(Stored entries)
-------------------------
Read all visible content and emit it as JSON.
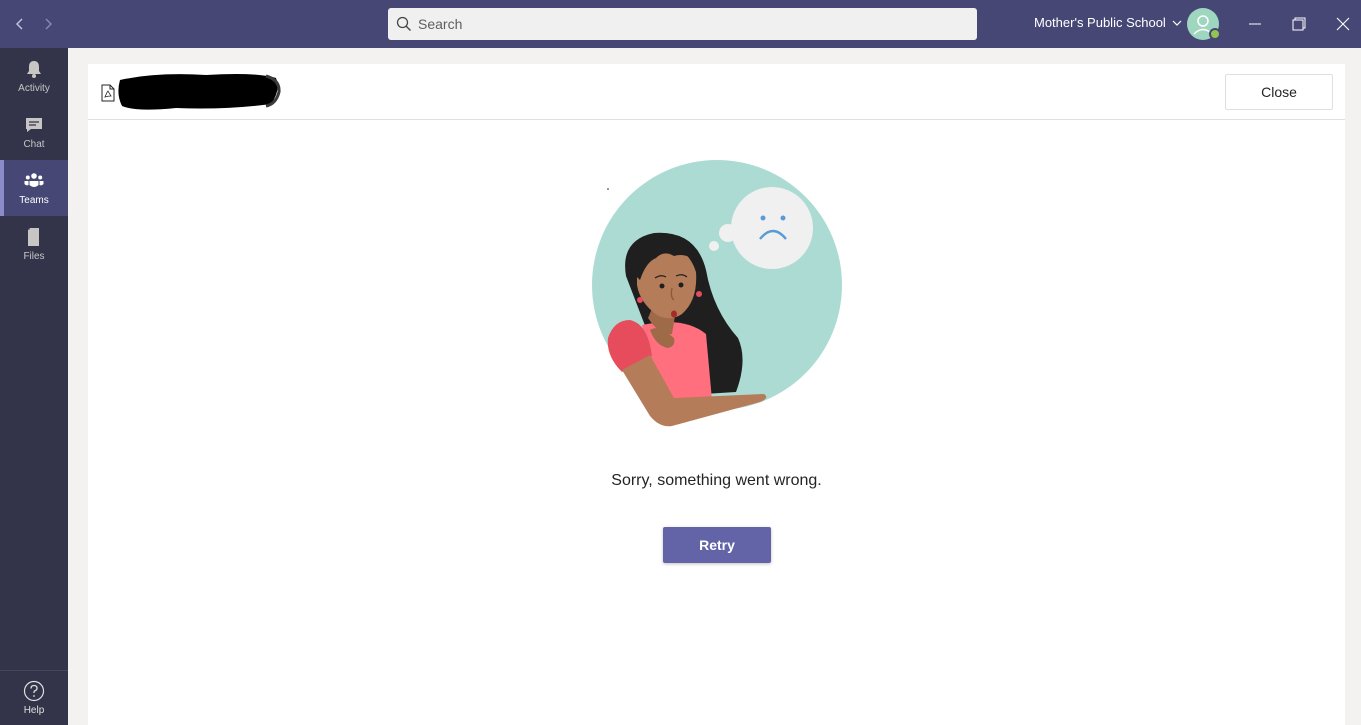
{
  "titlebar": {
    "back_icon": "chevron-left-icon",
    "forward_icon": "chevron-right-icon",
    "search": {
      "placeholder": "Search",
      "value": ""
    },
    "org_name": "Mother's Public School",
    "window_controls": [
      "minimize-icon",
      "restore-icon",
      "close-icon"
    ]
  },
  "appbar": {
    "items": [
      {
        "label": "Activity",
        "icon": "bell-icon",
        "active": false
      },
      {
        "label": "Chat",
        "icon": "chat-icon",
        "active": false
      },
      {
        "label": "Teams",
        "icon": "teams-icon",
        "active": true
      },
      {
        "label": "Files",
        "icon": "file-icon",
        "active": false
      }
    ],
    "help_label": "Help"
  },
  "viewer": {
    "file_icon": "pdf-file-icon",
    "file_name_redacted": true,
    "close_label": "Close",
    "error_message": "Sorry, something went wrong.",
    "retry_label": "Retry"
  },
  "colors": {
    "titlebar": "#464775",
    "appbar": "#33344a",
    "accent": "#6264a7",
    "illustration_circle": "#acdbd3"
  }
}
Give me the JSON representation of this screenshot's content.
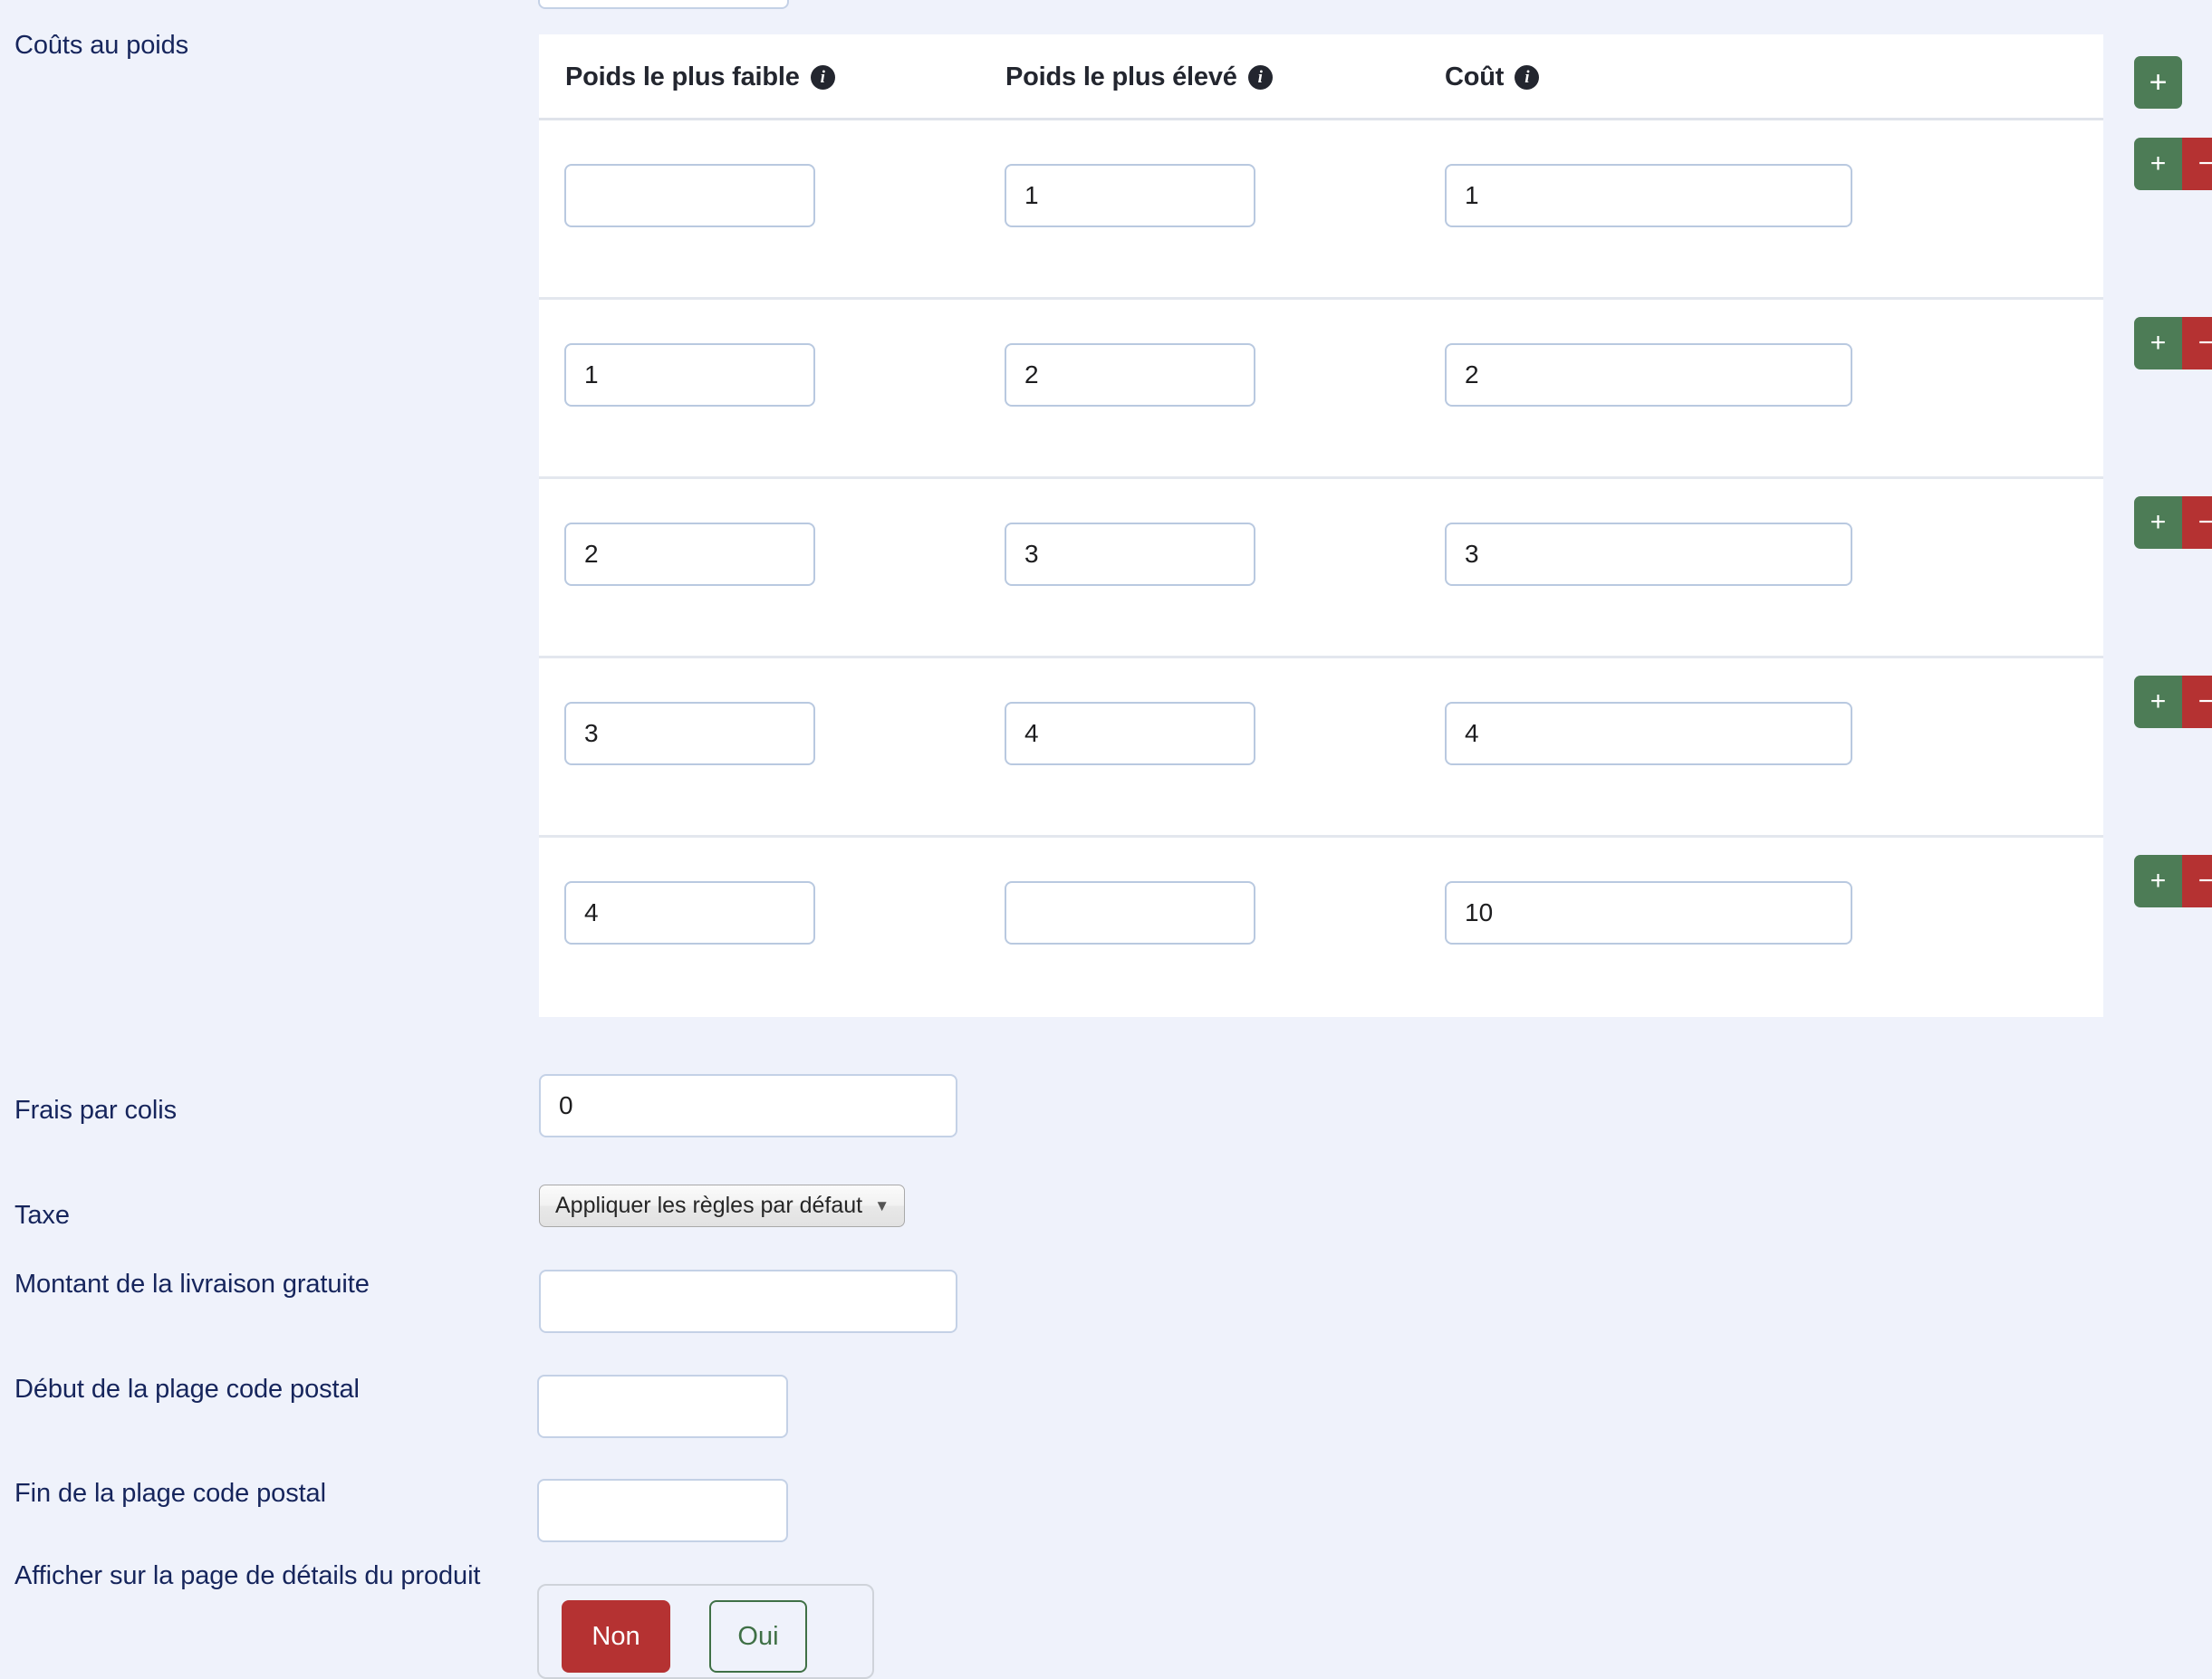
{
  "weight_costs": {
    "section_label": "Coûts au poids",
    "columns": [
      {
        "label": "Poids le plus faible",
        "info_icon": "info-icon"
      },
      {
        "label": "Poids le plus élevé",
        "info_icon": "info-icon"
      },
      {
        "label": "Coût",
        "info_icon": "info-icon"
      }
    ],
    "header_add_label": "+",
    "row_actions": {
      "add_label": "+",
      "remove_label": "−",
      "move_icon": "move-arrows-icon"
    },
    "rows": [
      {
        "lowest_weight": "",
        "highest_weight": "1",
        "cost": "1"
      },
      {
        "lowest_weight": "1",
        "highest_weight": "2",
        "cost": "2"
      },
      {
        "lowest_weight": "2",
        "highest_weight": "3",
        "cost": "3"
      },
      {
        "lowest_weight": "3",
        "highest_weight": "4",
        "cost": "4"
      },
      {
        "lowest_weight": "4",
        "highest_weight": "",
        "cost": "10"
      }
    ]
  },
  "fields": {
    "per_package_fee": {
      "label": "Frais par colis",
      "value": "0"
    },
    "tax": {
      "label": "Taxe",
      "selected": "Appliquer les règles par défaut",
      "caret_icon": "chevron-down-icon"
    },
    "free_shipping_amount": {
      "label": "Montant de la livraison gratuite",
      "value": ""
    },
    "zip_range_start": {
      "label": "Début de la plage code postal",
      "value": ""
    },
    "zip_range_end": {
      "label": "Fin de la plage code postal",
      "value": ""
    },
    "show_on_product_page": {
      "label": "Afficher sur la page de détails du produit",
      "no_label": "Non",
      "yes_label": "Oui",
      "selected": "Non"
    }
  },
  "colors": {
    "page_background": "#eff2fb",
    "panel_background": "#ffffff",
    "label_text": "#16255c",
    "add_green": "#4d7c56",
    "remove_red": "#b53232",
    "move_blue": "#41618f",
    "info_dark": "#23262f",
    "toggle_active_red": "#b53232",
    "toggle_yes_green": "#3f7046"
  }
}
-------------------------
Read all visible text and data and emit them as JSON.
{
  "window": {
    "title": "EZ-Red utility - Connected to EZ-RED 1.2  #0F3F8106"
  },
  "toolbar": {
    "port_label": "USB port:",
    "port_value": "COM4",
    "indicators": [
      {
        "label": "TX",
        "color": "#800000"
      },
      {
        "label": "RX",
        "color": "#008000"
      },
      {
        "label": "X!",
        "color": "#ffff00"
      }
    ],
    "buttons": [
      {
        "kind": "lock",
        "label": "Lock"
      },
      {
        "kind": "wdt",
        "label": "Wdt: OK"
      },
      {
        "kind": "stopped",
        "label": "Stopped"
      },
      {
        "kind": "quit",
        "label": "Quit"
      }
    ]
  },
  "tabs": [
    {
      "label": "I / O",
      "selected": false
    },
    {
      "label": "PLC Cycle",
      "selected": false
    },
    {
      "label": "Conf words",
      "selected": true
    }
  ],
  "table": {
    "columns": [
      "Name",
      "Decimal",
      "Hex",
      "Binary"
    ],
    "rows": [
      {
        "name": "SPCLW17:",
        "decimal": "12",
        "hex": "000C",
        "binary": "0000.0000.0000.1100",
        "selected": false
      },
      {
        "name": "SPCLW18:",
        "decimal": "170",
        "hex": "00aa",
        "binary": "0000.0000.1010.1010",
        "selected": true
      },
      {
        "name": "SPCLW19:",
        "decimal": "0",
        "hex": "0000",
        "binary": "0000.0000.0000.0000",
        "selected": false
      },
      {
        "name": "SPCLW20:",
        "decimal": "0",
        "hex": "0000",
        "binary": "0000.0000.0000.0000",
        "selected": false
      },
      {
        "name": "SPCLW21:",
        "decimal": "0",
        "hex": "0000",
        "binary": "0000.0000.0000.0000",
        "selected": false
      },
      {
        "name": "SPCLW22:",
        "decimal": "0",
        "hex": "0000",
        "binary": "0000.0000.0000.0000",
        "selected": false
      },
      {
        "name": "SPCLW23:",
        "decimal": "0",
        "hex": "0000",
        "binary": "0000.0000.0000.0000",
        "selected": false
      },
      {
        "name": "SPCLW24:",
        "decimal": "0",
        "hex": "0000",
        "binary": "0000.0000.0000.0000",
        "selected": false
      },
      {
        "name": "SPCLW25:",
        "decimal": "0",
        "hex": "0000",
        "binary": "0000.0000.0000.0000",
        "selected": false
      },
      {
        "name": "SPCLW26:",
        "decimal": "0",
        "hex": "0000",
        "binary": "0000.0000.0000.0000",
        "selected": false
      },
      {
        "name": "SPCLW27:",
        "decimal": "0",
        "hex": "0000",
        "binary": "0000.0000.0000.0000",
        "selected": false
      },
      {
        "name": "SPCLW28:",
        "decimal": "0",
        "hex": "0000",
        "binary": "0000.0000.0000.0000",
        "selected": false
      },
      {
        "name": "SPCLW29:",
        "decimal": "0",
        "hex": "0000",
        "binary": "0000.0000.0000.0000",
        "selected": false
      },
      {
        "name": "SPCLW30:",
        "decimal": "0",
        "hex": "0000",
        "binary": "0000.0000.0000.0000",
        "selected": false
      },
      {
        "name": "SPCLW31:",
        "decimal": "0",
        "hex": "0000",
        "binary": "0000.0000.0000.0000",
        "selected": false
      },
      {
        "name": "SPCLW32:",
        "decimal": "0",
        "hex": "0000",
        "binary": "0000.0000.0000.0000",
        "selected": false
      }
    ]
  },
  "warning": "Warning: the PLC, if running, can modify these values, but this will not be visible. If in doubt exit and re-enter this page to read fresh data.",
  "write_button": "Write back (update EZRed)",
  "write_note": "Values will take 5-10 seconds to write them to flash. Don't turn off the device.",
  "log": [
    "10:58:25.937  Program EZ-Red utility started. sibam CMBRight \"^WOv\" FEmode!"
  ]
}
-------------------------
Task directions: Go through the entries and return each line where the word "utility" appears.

Worked solution:
    "title": "EZ-Red utility - Connected to EZ-RED 1.2  #0F3F8106"
    "10:58:25.937  Program EZ-Red utility started. sibam CMBRight \"^WOv\" FEmode!"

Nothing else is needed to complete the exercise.